◆ Exercise description:
An exact copy of all the data is the required output.

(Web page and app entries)
◇ ◇ ◇ ◇

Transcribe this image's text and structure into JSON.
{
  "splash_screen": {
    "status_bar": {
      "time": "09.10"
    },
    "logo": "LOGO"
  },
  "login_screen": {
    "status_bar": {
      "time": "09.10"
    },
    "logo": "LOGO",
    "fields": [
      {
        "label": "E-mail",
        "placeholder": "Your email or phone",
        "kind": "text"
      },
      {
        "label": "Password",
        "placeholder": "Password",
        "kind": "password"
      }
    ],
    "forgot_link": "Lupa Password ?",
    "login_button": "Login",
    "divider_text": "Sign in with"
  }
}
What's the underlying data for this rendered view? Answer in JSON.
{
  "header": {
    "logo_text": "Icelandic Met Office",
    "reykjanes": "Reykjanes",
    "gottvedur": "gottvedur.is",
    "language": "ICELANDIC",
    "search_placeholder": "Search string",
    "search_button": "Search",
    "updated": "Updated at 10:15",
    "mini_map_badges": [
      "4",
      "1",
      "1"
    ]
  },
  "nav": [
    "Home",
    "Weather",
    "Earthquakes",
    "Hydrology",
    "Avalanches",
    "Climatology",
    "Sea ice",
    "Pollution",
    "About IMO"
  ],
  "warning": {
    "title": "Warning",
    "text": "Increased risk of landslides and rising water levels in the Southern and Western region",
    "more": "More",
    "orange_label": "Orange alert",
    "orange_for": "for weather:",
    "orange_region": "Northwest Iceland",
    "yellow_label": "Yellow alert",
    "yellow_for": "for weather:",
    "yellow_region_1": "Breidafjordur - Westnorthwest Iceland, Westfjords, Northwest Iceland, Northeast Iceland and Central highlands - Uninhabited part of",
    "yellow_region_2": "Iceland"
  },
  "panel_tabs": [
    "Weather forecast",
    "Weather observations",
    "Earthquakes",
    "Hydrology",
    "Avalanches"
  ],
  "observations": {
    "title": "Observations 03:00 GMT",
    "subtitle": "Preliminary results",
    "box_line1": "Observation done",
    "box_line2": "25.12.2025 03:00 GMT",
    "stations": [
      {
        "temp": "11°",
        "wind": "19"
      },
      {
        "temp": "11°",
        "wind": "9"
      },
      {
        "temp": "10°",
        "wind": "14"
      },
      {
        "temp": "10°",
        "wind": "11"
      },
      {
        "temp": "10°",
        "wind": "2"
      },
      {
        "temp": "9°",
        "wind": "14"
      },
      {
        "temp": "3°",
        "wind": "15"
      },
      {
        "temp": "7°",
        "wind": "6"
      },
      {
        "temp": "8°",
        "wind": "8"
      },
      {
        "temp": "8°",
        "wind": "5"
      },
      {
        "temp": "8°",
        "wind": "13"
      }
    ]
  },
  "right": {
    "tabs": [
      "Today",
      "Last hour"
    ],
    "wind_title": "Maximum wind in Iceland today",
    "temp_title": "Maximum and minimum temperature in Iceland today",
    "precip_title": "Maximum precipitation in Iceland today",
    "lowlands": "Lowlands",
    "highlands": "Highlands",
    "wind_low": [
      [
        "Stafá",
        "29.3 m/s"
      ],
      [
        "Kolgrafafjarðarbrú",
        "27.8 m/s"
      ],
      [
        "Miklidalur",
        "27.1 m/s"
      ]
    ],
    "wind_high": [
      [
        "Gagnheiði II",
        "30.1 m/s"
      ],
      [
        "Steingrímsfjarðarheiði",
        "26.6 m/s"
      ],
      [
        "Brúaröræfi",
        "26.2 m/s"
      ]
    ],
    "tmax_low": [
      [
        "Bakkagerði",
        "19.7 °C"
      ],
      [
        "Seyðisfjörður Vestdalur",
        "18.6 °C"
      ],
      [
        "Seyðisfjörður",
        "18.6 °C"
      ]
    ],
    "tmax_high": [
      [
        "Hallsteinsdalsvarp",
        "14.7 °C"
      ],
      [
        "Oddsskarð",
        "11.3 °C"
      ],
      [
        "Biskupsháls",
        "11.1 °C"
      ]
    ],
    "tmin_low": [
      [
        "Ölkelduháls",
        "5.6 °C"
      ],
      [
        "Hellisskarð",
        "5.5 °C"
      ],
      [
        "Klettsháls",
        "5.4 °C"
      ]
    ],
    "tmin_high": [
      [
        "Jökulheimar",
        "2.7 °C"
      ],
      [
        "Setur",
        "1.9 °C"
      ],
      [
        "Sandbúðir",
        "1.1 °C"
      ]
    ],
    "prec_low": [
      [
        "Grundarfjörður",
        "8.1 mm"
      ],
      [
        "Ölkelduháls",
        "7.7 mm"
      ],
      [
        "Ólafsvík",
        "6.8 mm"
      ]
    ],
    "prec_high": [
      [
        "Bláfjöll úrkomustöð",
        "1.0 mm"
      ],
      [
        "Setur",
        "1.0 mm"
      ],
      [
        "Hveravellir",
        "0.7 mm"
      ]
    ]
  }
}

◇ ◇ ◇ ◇

◆ Result for this exercise:
Transcribe this image's text and structure into JSON.
{
  "splash_screen": {
    "status_bar": {
      "time": "09.10"
    },
    "logo": "LOGO"
  },
  "login_screen": {
    "status_bar": {
      "time": "09.10"
    },
    "logo": "LOGO",
    "fields": [
      {
        "label": "E-mail",
        "placeholder": "Your email or phone",
        "kind": "text"
      },
      {
        "label": "Password",
        "placeholder": "Password",
        "kind": "password"
      }
    ],
    "forgot_link": "Lupa Password ?",
    "login_button": "Login",
    "divider_text": "Sign in with"
  }
}
What's the underlying data for this rendered view? Answer in JSON.
{
  "header": {
    "logo_text": "Icelandic Met Office",
    "reykjanes": "Reykjanes",
    "gottvedur": "gottvedur.is",
    "language": "ICELANDIC",
    "search_placeholder": "Search string",
    "search_button": "Search",
    "updated": "Updated at 10:15",
    "mini_map_badges": [
      "4",
      "1",
      "1"
    ]
  },
  "nav": [
    "Home",
    "Weather",
    "Earthquakes",
    "Hydrology",
    "Avalanches",
    "Climatology",
    "Sea ice",
    "Pollution",
    "About IMO"
  ],
  "warning": {
    "title": "Warning",
    "text": "Increased risk of landslides and rising water levels in the Southern and Western region",
    "more": "More",
    "orange_label": "Orange alert",
    "orange_for": "for weather:",
    "orange_region": "Northwest Iceland",
    "yellow_label": "Yellow alert",
    "yellow_for": "for weather:",
    "yellow_region_1": "Breidafjordur - Westnorthwest Iceland, Westfjords, Northwest Iceland, Northeast Iceland and Central highlands - Uninhabited part of",
    "yellow_region_2": "Iceland"
  },
  "panel_tabs": [
    "Weather forecast",
    "Weather observations",
    "Earthquakes",
    "Hydrology",
    "Avalanches"
  ],
  "observations": {
    "title": "Observations 03:00 GMT",
    "subtitle": "Preliminary results",
    "box_line1": "Observation done",
    "box_line2": "25.12.2025 03:00 GMT",
    "stations": [
      {
        "temp": "11°",
        "wind": "19"
      },
      {
        "temp": "11°",
        "wind": "9"
      },
      {
        "temp": "10°",
        "wind": "14"
      },
      {
        "temp": "10°",
        "wind": "11"
      },
      {
        "temp": "10°",
        "wind": "2"
      },
      {
        "temp": "9°",
        "wind": "14"
      },
      {
        "temp": "3°",
        "wind": "15"
      },
      {
        "temp": "7°",
        "wind": "6"
      },
      {
        "temp": "8°",
        "wind": "8"
      },
      {
        "temp": "8°",
        "wind": "5"
      },
      {
        "temp": "8°",
        "wind": "13"
      }
    ]
  },
  "right": {
    "tabs": [
      "Today",
      "Last hour"
    ],
    "wind_title": "Maximum wind in Iceland today",
    "temp_title": "Maximum and minimum temperature in Iceland today",
    "precip_title": "Maximum precipitation in Iceland today",
    "lowlands": "Lowlands",
    "highlands": "Highlands",
    "wind_low": [
      [
        "Stafá",
        "29.3 m/s"
      ],
      [
        "Kolgrafafjarðarbrú",
        "27.8 m/s"
      ],
      [
        "Miklidalur",
        "27.1 m/s"
      ]
    ],
    "wind_high": [
      [
        "Gagnheiði II",
        "30.1 m/s"
      ],
      [
        "Steingrímsfjarðarheiði",
        "26.6 m/s"
      ],
      [
        "Brúaröræfi",
        "26.2 m/s"
      ]
    ],
    "tmax_low": [
      [
        "Bakkagerði",
        "19.7 °C"
      ],
      [
        "Seyðisfjörður Vestdalur",
        "18.6 °C"
      ],
      [
        "Seyðisfjörður",
        "18.6 °C"
      ]
    ],
    "tmax_high": [
      [
        "Hallsteinsdalsvarp",
        "14.7 °C"
      ],
      [
        "Oddsskarð",
        "11.3 °C"
      ],
      [
        "Biskupsháls",
        "11.1 °C"
      ]
    ],
    "tmin_low": [
      [
        "Ölkelduháls",
        "5.6 °C"
      ],
      [
        "Hellisskarð",
        "5.5 °C"
      ],
      [
        "Klettsháls",
        "5.4 °C"
      ]
    ],
    "tmin_high": [
      [
        "Jökulheimar",
        "2.7 °C"
      ],
      [
        "Setur",
        "1.9 °C"
      ],
      [
        "Sandbúðir",
        "1.1 °C"
      ]
    ],
    "prec_low": [
      [
        "Grundarfjörður",
        "8.1 mm"
      ],
      [
        "Ölkelduháls",
        "7.7 mm"
      ],
      [
        "Ólafsvík",
        "6.8 mm"
      ]
    ],
    "prec_high": [
      [
        "Bláfjöll úrkomustöð",
        "1.0 mm"
      ],
      [
        "Setur",
        "1.0 mm"
      ],
      [
        "Hveravellir",
        "0.7 mm"
      ]
    ]
  }
}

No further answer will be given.